The book ends with Thayer’s essay on what he terms Ecoculture! This is Thayer’s term for the ancient practice of the management of natural ecosystems to enhance their production of useful products…and argues that it should and could become an important component of future food systems. I remember on a visit to the West Coast reading in old (suppressed) literature about the amazing extent to which Native Americans managed the forests for food and other products. This is of course nothing unique to North America. These practices are also one of the inspirations of Permaculture’s forest gardens or food forests. Thayer also describes a part of his own garden that he has planted as a diverse productive garden of edibles, but he only (or mainly) uses native plants. Native ecoculture works for Thayer as native forests in his part of the world are particularly diverse and able to supply the calories…in my part of the world this is difficult without introducing non-natives like nut trees and introduced perennial vegetables in our relatively poor native flora……therefore I use forest gardening  rather than ecoculture. Thayer gives the prime example of the sugar maple and wild leek (Allium tricoccum) forests….the closest we have to this in Norway are hazel – ramsons (Allium ursinum) woods, but they are rather limited in extent and nuts are small. Our permaculture forest gardens lie somewhere between “unstable” mainstream agriculture and its predominantly annual crops and Thayer’s relatively stable natural plant communities with mainly perennials.

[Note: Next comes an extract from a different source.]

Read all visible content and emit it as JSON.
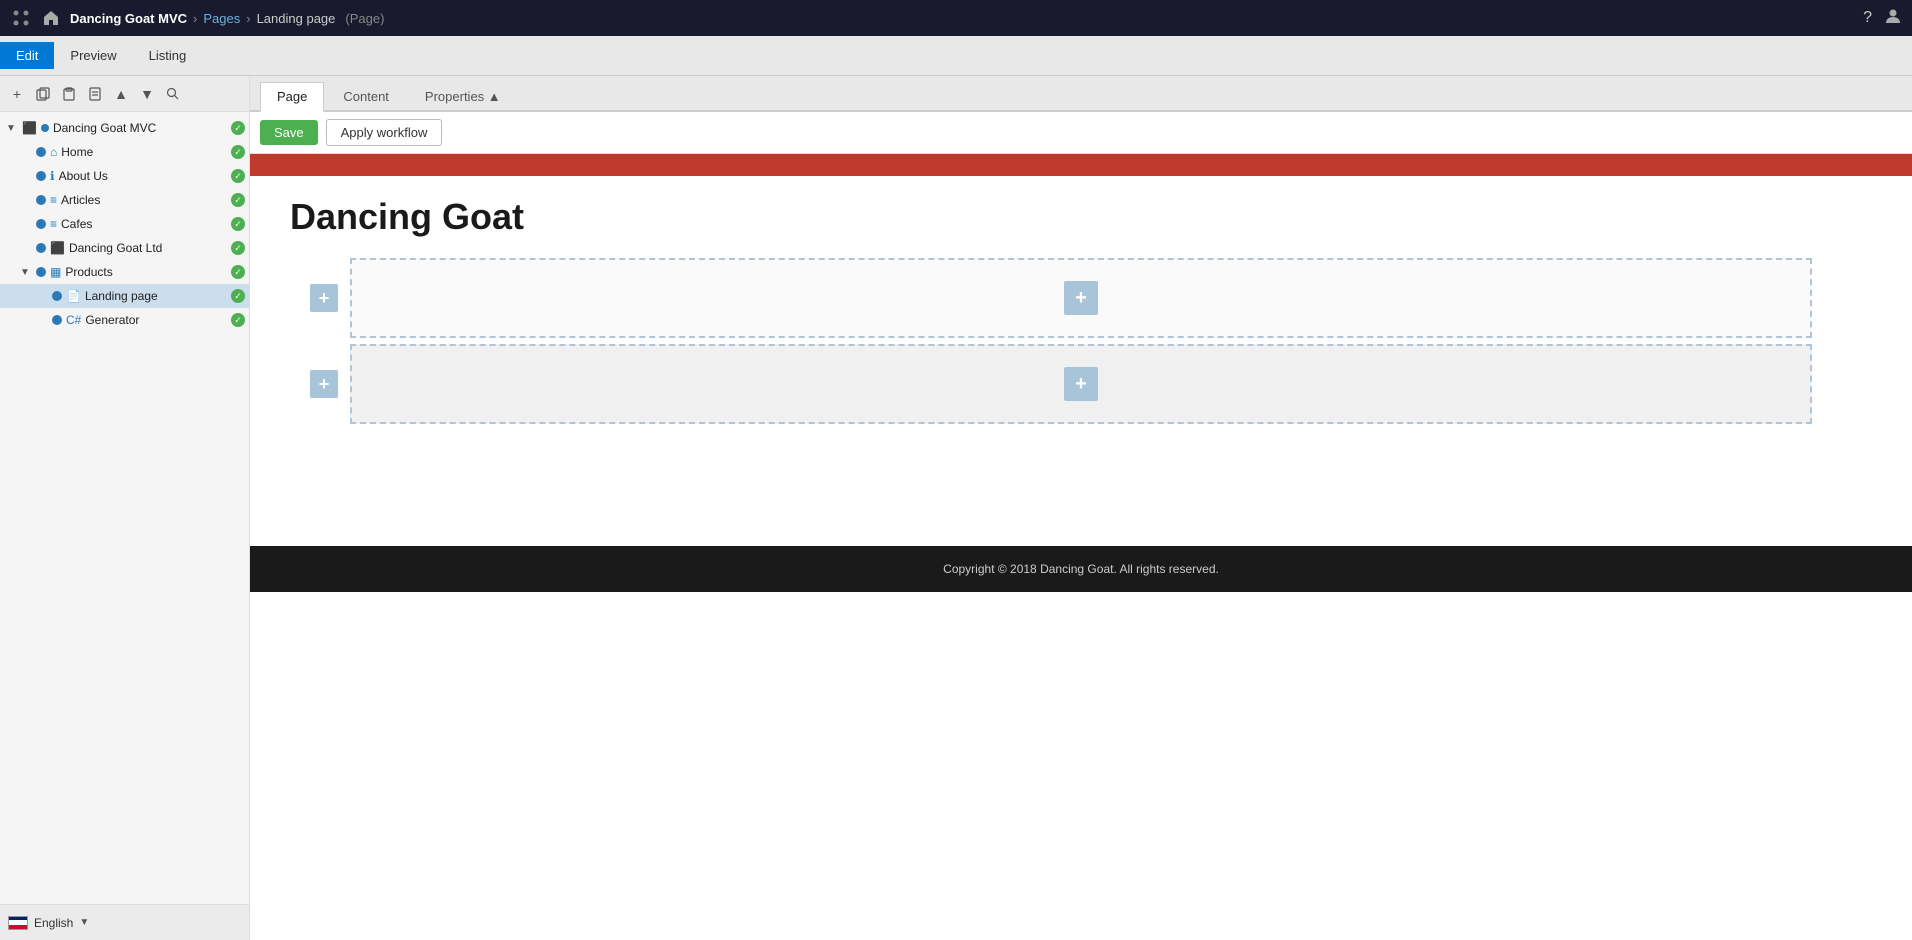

Thayer also argues that rather than reducing our impact, we need rather “to increase our positive impact on the landscape whilst gathering earth’s gifts to nourish and heal ourselves”.  There is also food for thought that in-situ natural perennial poly-ecocultures do not involve improved varieties as domestication or plant improvement happens in isolation……

Get this book, it could indeed change your life!
Seven years was worth the wait! Thank you Sam!!

Overview of Sam Thayer’s books:

Forager’s Harvest: 2006 (360 pages) 32 plants

Nature’s garden: 2010 (512 pages) 41 plants

Incredible Wild Edibles 2017 (479 pages) 36 plants